● **DATA UNDER STUDY**:
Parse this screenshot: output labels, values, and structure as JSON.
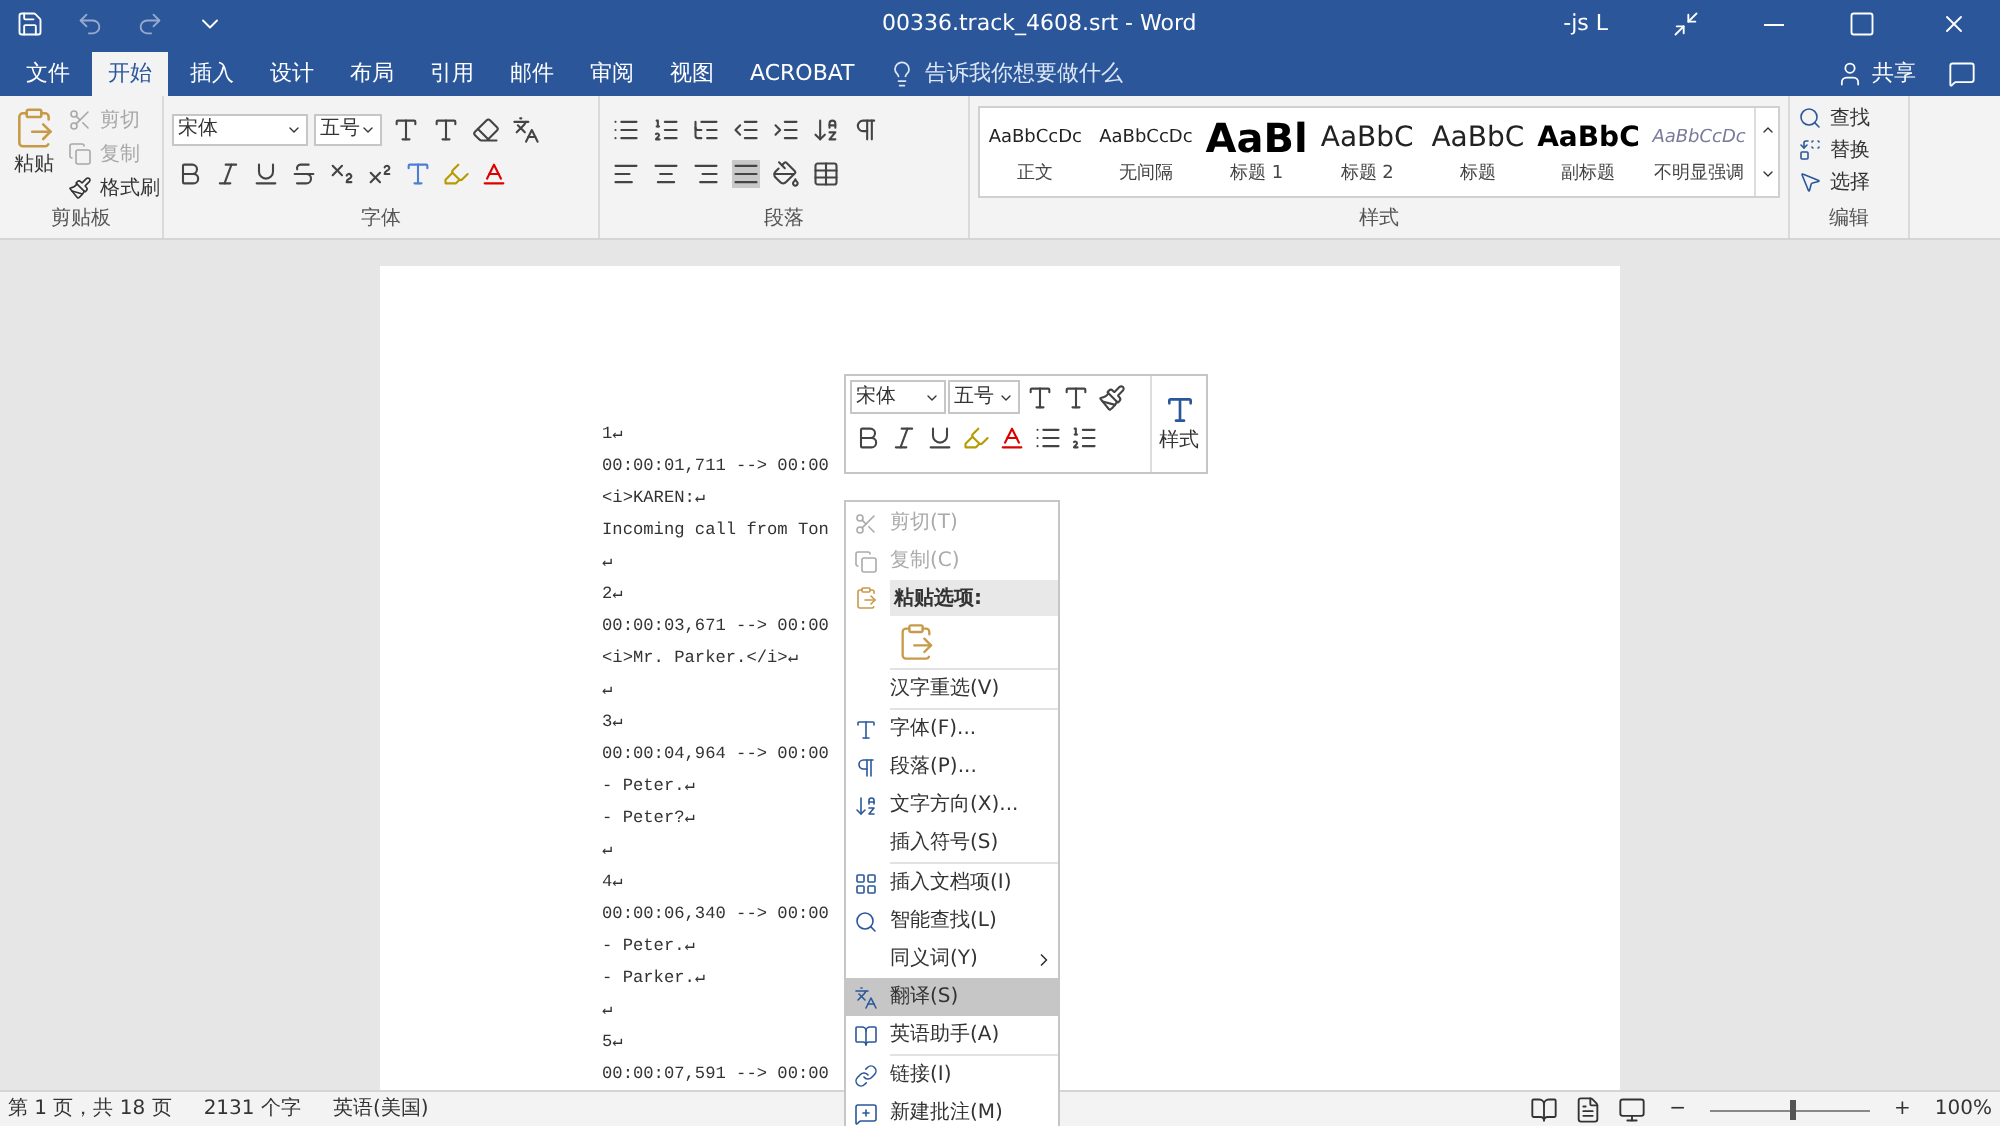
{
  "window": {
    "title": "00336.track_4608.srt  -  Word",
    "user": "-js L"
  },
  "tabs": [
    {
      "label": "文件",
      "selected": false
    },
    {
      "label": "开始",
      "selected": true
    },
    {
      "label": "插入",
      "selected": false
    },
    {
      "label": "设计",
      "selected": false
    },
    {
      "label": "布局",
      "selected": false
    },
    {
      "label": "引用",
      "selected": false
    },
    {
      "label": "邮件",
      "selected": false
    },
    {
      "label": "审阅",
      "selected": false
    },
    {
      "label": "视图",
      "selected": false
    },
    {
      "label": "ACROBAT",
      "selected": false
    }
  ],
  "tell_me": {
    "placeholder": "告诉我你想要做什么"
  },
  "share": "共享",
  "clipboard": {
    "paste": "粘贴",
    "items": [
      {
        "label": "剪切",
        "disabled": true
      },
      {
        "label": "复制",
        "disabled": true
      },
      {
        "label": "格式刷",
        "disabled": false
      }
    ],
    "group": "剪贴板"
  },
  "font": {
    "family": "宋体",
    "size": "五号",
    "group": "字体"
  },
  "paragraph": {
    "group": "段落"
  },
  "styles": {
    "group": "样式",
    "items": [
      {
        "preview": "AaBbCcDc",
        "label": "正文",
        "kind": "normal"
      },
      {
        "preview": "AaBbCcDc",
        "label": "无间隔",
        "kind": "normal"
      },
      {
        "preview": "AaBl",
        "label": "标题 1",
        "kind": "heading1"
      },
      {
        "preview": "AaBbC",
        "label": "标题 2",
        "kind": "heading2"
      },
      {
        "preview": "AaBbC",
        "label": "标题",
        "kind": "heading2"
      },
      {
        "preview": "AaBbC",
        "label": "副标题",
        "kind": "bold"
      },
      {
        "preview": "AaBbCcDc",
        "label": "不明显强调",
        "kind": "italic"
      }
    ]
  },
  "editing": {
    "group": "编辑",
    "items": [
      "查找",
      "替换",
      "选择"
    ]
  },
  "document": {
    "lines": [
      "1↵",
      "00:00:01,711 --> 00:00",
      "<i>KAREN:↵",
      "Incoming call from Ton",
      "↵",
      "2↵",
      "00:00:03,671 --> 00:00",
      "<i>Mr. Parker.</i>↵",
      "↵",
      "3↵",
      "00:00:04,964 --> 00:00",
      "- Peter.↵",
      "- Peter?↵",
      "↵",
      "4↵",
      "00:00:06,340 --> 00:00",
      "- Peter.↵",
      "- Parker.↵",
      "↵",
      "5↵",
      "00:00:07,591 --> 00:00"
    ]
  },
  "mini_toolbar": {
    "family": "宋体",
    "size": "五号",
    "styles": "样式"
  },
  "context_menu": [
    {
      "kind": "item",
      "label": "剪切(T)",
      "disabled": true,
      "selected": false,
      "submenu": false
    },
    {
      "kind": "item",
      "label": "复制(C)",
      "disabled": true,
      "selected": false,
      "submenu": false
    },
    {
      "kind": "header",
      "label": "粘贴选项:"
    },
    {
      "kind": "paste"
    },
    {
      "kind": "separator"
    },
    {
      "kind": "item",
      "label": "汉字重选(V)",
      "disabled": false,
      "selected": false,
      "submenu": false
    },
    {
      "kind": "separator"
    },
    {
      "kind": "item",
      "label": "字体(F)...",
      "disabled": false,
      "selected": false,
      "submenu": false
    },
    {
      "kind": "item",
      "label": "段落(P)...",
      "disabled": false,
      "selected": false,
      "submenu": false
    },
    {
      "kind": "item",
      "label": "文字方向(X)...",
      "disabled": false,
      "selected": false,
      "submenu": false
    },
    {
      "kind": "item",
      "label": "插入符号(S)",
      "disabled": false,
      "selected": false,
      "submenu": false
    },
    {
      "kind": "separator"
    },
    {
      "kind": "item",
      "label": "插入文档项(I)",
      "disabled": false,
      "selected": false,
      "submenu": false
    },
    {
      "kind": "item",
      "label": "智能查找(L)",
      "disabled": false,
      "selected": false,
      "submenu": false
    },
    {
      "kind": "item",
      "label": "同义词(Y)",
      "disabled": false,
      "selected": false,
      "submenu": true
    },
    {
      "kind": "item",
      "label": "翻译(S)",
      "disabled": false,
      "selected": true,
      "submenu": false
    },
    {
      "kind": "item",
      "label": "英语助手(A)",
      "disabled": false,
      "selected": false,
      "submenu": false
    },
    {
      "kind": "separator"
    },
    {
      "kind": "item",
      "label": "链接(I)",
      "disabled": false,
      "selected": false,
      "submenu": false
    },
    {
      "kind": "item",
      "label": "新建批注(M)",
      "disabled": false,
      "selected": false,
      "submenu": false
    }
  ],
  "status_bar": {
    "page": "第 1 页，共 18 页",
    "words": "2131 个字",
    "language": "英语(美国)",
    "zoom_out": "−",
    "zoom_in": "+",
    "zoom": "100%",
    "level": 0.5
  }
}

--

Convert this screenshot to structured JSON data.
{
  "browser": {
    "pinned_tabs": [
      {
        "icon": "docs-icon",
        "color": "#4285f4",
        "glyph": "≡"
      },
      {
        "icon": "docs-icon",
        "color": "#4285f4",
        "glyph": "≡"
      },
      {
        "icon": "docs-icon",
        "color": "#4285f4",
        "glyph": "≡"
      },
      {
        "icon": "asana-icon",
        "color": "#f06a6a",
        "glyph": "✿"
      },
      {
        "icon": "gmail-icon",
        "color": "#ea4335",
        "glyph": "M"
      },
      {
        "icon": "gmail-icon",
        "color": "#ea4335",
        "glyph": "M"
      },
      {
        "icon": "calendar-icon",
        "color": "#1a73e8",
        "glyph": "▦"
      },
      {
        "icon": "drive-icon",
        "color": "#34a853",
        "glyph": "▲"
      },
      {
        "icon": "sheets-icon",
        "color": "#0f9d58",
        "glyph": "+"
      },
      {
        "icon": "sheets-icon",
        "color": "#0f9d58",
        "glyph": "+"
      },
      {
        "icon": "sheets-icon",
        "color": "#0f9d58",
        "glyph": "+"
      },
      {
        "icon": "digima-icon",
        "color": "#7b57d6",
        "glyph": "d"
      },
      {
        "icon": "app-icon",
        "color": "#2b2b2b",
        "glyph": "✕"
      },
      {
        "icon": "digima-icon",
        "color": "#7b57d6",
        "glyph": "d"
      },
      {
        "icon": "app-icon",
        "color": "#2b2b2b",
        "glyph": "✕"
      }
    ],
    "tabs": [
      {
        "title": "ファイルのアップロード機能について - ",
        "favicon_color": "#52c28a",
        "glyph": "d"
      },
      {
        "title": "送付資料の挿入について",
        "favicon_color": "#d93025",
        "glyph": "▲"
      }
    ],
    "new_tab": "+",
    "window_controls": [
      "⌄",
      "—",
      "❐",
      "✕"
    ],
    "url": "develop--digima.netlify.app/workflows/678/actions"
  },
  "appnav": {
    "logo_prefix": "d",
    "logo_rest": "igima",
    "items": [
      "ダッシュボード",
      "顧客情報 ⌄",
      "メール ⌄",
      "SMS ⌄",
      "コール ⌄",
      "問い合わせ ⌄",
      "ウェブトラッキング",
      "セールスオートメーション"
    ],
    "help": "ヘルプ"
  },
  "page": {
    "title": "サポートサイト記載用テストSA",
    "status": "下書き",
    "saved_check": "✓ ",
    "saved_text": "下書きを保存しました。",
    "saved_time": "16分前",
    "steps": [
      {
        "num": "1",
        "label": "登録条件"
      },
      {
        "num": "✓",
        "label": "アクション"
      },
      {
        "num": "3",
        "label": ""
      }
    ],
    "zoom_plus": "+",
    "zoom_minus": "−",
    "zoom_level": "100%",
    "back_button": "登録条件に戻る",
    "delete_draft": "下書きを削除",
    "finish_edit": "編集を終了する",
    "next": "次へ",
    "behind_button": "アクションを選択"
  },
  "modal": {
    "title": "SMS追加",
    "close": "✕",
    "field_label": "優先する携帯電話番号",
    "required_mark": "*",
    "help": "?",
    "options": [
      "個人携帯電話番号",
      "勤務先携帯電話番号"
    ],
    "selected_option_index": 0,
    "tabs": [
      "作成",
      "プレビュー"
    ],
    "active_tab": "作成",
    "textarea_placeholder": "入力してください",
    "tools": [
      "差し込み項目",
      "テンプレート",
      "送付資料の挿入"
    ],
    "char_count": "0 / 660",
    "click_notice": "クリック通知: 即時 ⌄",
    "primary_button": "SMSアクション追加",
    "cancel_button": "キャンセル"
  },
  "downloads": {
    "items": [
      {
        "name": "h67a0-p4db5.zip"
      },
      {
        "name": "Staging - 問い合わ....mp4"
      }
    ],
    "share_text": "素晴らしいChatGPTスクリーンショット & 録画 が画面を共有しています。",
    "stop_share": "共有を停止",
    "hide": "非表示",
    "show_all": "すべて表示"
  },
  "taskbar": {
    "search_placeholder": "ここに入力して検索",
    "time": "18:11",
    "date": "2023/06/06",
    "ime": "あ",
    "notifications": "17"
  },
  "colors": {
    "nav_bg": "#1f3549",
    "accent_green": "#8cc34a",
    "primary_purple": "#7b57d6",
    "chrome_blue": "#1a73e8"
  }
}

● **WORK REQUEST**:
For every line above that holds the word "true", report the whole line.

● **RESULT FOR THIS EXERCISE**:
      "selected": true
        "disabled": true
        "disabled": true
      "disabled": true,
      "disabled": true,
      "submenu": true
      "selected": true,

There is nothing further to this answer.